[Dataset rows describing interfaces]
►
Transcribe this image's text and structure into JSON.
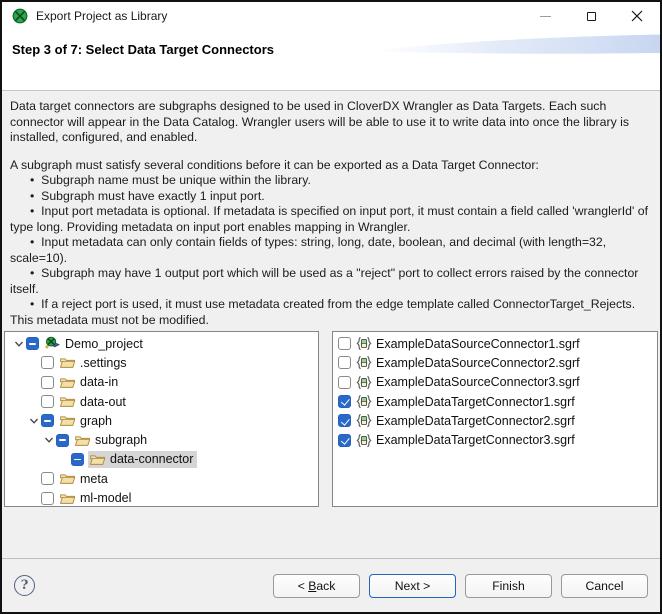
{
  "window": {
    "title": "Export Project as Library",
    "app_icon": "cloverdx-logo",
    "controls": [
      "minimize",
      "maximize",
      "close"
    ]
  },
  "banner": {
    "step_title": "Step 3 of 7: Select Data Target Connectors"
  },
  "description": {
    "intro": "Data target connectors are subgraphs designed to be used in CloverDX Wrangler as Data Targets. Each such connector will appear in the Data Catalog. Wrangler users will be able to use it to write data into once the library is installed, configured, and enabled.",
    "conditions_intro": "A subgraph must satisfy several conditions before it can be exported as a Data Target Connector:",
    "bullet_char": "•",
    "bullets": [
      "Subgraph name must be unique within the library.",
      "Subgraph must have exactly 1 input port.",
      "Input port metadata is optional. If metadata is specified on input port, it must contain a field called 'wranglerId' of type long. Providing metadata on input port enables mapping in Wrangler.",
      "Input metadata can only contain fields of types: string, long, date, boolean, and decimal (with length=32, scale=10).",
      "Subgraph may have 1 output port which will be used as a \"reject\" port to collect errors raised by the connector itself.",
      "If a reject port is used, it must use metadata created from the edge template called ConnectorTarget_Rejects. This metadata must not be modified."
    ]
  },
  "tree": {
    "items": [
      {
        "label": "Demo_project",
        "depth": 0,
        "expanded": true,
        "checkbox": "partial",
        "icon": "project",
        "selected": false
      },
      {
        "label": ".settings",
        "depth": 1,
        "expanded": false,
        "checkbox": "unchecked",
        "icon": "folder",
        "selected": false
      },
      {
        "label": "data-in",
        "depth": 1,
        "expanded": false,
        "checkbox": "unchecked",
        "icon": "folder",
        "selected": false
      },
      {
        "label": "data-out",
        "depth": 1,
        "expanded": false,
        "checkbox": "unchecked",
        "icon": "folder",
        "selected": false
      },
      {
        "label": "graph",
        "depth": 1,
        "expanded": true,
        "checkbox": "partial",
        "icon": "folder",
        "selected": false
      },
      {
        "label": "subgraph",
        "depth": 2,
        "expanded": true,
        "checkbox": "partial",
        "icon": "folder",
        "selected": false
      },
      {
        "label": "data-connector",
        "depth": 3,
        "expanded": false,
        "checkbox": "partial",
        "icon": "folder",
        "selected": true
      },
      {
        "label": "meta",
        "depth": 1,
        "expanded": false,
        "checkbox": "unchecked",
        "icon": "folder",
        "selected": false
      },
      {
        "label": "ml-model",
        "depth": 1,
        "expanded": false,
        "checkbox": "unchecked",
        "icon": "folder",
        "selected": false
      }
    ]
  },
  "file_list": {
    "items": [
      {
        "label": "ExampleDataSourceConnector1.sgrf",
        "checked": false,
        "icon": "subgraph-file"
      },
      {
        "label": "ExampleDataSourceConnector2.sgrf",
        "checked": false,
        "icon": "subgraph-file"
      },
      {
        "label": "ExampleDataSourceConnector3.sgrf",
        "checked": false,
        "icon": "subgraph-file"
      },
      {
        "label": "ExampleDataTargetConnector1.sgrf",
        "checked": true,
        "icon": "subgraph-file"
      },
      {
        "label": "ExampleDataTargetConnector2.sgrf",
        "checked": true,
        "icon": "subgraph-file"
      },
      {
        "label": "ExampleDataTargetConnector3.sgrf",
        "checked": true,
        "icon": "subgraph-file"
      }
    ]
  },
  "footer": {
    "help_glyph": "?",
    "buttons": [
      {
        "name": "back-button",
        "label_pre": "< ",
        "label_key": "B",
        "label_post": "ack",
        "default": false
      },
      {
        "name": "next-button",
        "label_pre": "",
        "label_key": "",
        "label_post": "Next >",
        "default": true
      },
      {
        "name": "finish-button",
        "label_pre": "",
        "label_key": "",
        "label_post": "Finish",
        "default": false
      },
      {
        "name": "cancel-button",
        "label_pre": "",
        "label_key": "",
        "label_post": "Cancel",
        "default": false
      }
    ]
  },
  "colors": {
    "accent_checkbox_blue": "#2a69c9",
    "selection_gray": "#d5d5d5",
    "banner_swoosh_blue": "#c7d6f0",
    "folder_fill": "#f3dfa8",
    "clover_green": "#2ba84a"
  }
}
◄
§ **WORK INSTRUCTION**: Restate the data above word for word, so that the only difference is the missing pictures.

§ **ANSWER FOR THE TASK**:
Transcribe this image's text and structure into JSON.
{
  "window": {
    "title": "Export Project as Library",
    "app_icon": "cloverdx-logo",
    "controls": [
      "minimize",
      "maximize",
      "close"
    ]
  },
  "banner": {
    "step_title": "Step 3 of 7: Select Data Target Connectors"
  },
  "description": {
    "intro": "Data target connectors are subgraphs designed to be used in CloverDX Wrangler as Data Targets. Each such connector will appear in the Data Catalog. Wrangler users will be able to use it to write data into once the library is installed, configured, and enabled.",
    "conditions_intro": "A subgraph must satisfy several conditions before it can be exported as a Data Target Connector:",
    "bullet_char": "•",
    "bullets": [
      "Subgraph name must be unique within the library.",
      "Subgraph must have exactly 1 input port.",
      "Input port metadata is optional. If metadata is specified on input port, it must contain a field called 'wranglerId' of type long. Providing metadata on input port enables mapping in Wrangler.",
      "Input metadata can only contain fields of types: string, long, date, boolean, and decimal (with length=32, scale=10).",
      "Subgraph may have 1 output port which will be used as a \"reject\" port to collect errors raised by the connector itself.",
      "If a reject port is used, it must use metadata created from the edge template called ConnectorTarget_Rejects. This metadata must not be modified."
    ]
  },
  "tree": {
    "items": [
      {
        "label": "Demo_project",
        "depth": 0,
        "expanded": true,
        "checkbox": "partial",
        "icon": "project",
        "selected": false
      },
      {
        "label": ".settings",
        "depth": 1,
        "expanded": false,
        "checkbox": "unchecked",
        "icon": "folder",
        "selected": false
      },
      {
        "label": "data-in",
        "depth": 1,
        "expanded": false,
        "checkbox": "unchecked",
        "icon": "folder",
        "selected": false
      },
      {
        "label": "data-out",
        "depth": 1,
        "expanded": false,
        "checkbox": "unchecked",
        "icon": "folder",
        "selected": false
      },
      {
        "label": "graph",
        "depth": 1,
        "expanded": true,
        "checkbox": "partial",
        "icon": "folder",
        "selected": false
      },
      {
        "label": "subgraph",
        "depth": 2,
        "expanded": true,
        "checkbox": "partial",
        "icon": "folder",
        "selected": false
      },
      {
        "label": "data-connector",
        "depth": 3,
        "expanded": false,
        "checkbox": "partial",
        "icon": "folder",
        "selected": true
      },
      {
        "label": "meta",
        "depth": 1,
        "expanded": false,
        "checkbox": "unchecked",
        "icon": "folder",
        "selected": false
      },
      {
        "label": "ml-model",
        "depth": 1,
        "expanded": false,
        "checkbox": "unchecked",
        "icon": "folder",
        "selected": false
      }
    ]
  },
  "file_list": {
    "items": [
      {
        "label": "ExampleDataSourceConnector1.sgrf",
        "checked": false,
        "icon": "subgraph-file"
      },
      {
        "label": "ExampleDataSourceConnector2.sgrf",
        "checked": false,
        "icon": "subgraph-file"
      },
      {
        "label": "ExampleDataSourceConnector3.sgrf",
        "checked": false,
        "icon": "subgraph-file"
      },
      {
        "label": "ExampleDataTargetConnector1.sgrf",
        "checked": true,
        "icon": "subgraph-file"
      },
      {
        "label": "ExampleDataTargetConnector2.sgrf",
        "checked": true,
        "icon": "subgraph-file"
      },
      {
        "label": "ExampleDataTargetConnector3.sgrf",
        "checked": true,
        "icon": "subgraph-file"
      }
    ]
  },
  "footer": {
    "help_glyph": "?",
    "buttons": [
      {
        "name": "back-button",
        "label_pre": "< ",
        "label_key": "B",
        "label_post": "ack",
        "default": false
      },
      {
        "name": "next-button",
        "label_pre": "",
        "label_key": "",
        "label_post": "Next >",
        "default": true
      },
      {
        "name": "finish-button",
        "label_pre": "",
        "label_key": "",
        "label_post": "Finish",
        "default": false
      },
      {
        "name": "cancel-button",
        "label_pre": "",
        "label_key": "",
        "label_post": "Cancel",
        "default": false
      }
    ]
  },
  "colors": {
    "accent_checkbox_blue": "#2a69c9",
    "selection_gray": "#d5d5d5",
    "banner_swoosh_blue": "#c7d6f0",
    "folder_fill": "#f3dfa8",
    "clover_green": "#2ba84a"
  }
}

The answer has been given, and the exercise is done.